> **STORED DATA**:
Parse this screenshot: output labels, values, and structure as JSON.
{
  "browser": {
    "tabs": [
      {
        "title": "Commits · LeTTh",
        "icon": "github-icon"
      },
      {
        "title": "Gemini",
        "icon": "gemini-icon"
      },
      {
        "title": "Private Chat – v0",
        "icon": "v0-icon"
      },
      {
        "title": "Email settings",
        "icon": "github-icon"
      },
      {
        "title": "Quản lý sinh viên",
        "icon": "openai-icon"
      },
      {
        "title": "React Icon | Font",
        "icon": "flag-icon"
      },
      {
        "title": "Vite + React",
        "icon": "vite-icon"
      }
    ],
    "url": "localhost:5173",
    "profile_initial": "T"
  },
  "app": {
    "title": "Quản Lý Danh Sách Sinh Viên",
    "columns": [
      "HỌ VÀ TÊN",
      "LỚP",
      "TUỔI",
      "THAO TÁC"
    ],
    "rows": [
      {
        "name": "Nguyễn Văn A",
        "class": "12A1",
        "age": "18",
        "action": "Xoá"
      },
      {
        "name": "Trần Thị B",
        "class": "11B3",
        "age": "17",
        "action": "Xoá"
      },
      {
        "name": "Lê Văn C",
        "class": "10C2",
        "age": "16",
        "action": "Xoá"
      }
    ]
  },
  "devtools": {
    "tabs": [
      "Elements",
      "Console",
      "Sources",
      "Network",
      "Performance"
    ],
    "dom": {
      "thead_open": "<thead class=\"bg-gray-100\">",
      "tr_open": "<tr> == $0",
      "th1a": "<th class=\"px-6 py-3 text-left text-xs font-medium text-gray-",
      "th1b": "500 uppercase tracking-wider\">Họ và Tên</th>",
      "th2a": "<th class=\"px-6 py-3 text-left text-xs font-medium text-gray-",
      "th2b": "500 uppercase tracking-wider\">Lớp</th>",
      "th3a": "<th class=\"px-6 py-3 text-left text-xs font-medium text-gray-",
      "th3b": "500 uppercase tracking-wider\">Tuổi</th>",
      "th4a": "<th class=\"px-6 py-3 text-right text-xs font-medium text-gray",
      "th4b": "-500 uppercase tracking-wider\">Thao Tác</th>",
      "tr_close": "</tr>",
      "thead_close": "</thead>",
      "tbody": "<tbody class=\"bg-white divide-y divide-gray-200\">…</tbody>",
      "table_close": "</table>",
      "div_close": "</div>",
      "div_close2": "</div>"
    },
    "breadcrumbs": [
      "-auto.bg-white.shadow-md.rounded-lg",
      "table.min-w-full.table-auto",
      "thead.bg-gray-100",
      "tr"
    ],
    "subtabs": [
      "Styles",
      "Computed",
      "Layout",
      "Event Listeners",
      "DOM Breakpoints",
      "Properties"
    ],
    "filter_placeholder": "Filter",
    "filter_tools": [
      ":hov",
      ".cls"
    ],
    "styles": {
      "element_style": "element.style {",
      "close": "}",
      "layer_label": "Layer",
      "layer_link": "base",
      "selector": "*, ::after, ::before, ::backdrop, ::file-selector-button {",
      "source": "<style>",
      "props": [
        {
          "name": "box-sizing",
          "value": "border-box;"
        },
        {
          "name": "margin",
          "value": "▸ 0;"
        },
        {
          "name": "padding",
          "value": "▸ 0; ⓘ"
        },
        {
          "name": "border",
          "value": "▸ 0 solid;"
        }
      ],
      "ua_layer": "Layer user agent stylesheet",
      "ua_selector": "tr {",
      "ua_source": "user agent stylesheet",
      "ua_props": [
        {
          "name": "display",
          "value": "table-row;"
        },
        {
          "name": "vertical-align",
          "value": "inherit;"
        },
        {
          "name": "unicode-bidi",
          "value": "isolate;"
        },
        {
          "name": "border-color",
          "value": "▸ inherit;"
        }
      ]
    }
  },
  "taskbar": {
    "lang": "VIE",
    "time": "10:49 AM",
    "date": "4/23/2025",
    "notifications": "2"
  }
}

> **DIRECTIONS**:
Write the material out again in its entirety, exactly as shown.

> **EXERCISE ANSWER**:
Parse this screenshot: output labels, values, and structure as JSON.
{
  "browser": {
    "tabs": [
      {
        "title": "Commits · LeTTh",
        "icon": "github-icon"
      },
      {
        "title": "Gemini",
        "icon": "gemini-icon"
      },
      {
        "title": "Private Chat – v0",
        "icon": "v0-icon"
      },
      {
        "title": "Email settings",
        "icon": "github-icon"
      },
      {
        "title": "Quản lý sinh viên",
        "icon": "openai-icon"
      },
      {
        "title": "React Icon | Font",
        "icon": "flag-icon"
      },
      {
        "title": "Vite + React",
        "icon": "vite-icon"
      }
    ],
    "url": "localhost:5173",
    "profile_initial": "T"
  },
  "app": {
    "title": "Quản Lý Danh Sách Sinh Viên",
    "columns": [
      "HỌ VÀ TÊN",
      "LỚP",
      "TUỔI",
      "THAO TÁC"
    ],
    "rows": [
      {
        "name": "Nguyễn Văn A",
        "class": "12A1",
        "age": "18",
        "action": "Xoá"
      },
      {
        "name": "Trần Thị B",
        "class": "11B3",
        "age": "17",
        "action": "Xoá"
      },
      {
        "name": "Lê Văn C",
        "class": "10C2",
        "age": "16",
        "action": "Xoá"
      }
    ]
  },
  "devtools": {
    "tabs": [
      "Elements",
      "Console",
      "Sources",
      "Network",
      "Performance"
    ],
    "dom": {
      "thead_open": "<thead class=\"bg-gray-100\">",
      "tr_open": "<tr> == $0",
      "th1a": "<th class=\"px-6 py-3 text-left text-xs font-medium text-gray-",
      "th1b": "500 uppercase tracking-wider\">Họ và Tên</th>",
      "th2a": "<th class=\"px-6 py-3 text-left text-xs font-medium text-gray-",
      "th2b": "500 uppercase tracking-wider\">Lớp</th>",
      "th3a": "<th class=\"px-6 py-3 text-left text-xs font-medium text-gray-",
      "th3b": "500 uppercase tracking-wider\">Tuổi</th>",
      "th4a": "<th class=\"px-6 py-3 text-right text-xs font-medium text-gray",
      "th4b": "-500 uppercase tracking-wider\">Thao Tác</th>",
      "tr_close": "</tr>",
      "thead_close": "</thead>",
      "tbody": "<tbody class=\"bg-white divide-y divide-gray-200\">…</tbody>",
      "table_close": "</table>",
      "div_close": "</div>",
      "div_close2": "</div>"
    },
    "breadcrumbs": [
      "-auto.bg-white.shadow-md.rounded-lg",
      "table.min-w-full.table-auto",
      "thead.bg-gray-100",
      "tr"
    ],
    "subtabs": [
      "Styles",
      "Computed",
      "Layout",
      "Event Listeners",
      "DOM Breakpoints",
      "Properties"
    ],
    "filter_placeholder": "Filter",
    "filter_tools": [
      ":hov",
      ".cls"
    ],
    "styles": {
      "element_style": "element.style {",
      "close": "}",
      "layer_label": "Layer",
      "layer_link": "base",
      "selector": "*, ::after, ::before, ::backdrop, ::file-selector-button {",
      "source": "<style>",
      "props": [
        {
          "name": "box-sizing",
          "value": "border-box;"
        },
        {
          "name": "margin",
          "value": "▸ 0;"
        },
        {
          "name": "padding",
          "value": "▸ 0; ⓘ"
        },
        {
          "name": "border",
          "value": "▸ 0 solid;"
        }
      ],
      "ua_layer": "Layer user agent stylesheet",
      "ua_selector": "tr {",
      "ua_source": "user agent stylesheet",
      "ua_props": [
        {
          "name": "display",
          "value": "table-row;"
        },
        {
          "name": "vertical-align",
          "value": "inherit;"
        },
        {
          "name": "unicode-bidi",
          "value": "isolate;"
        },
        {
          "name": "border-color",
          "value": "▸ inherit;"
        }
      ]
    }
  },
  "taskbar": {
    "lang": "VIE",
    "time": "10:49 AM",
    "date": "4/23/2025",
    "notifications": "2"
  }
}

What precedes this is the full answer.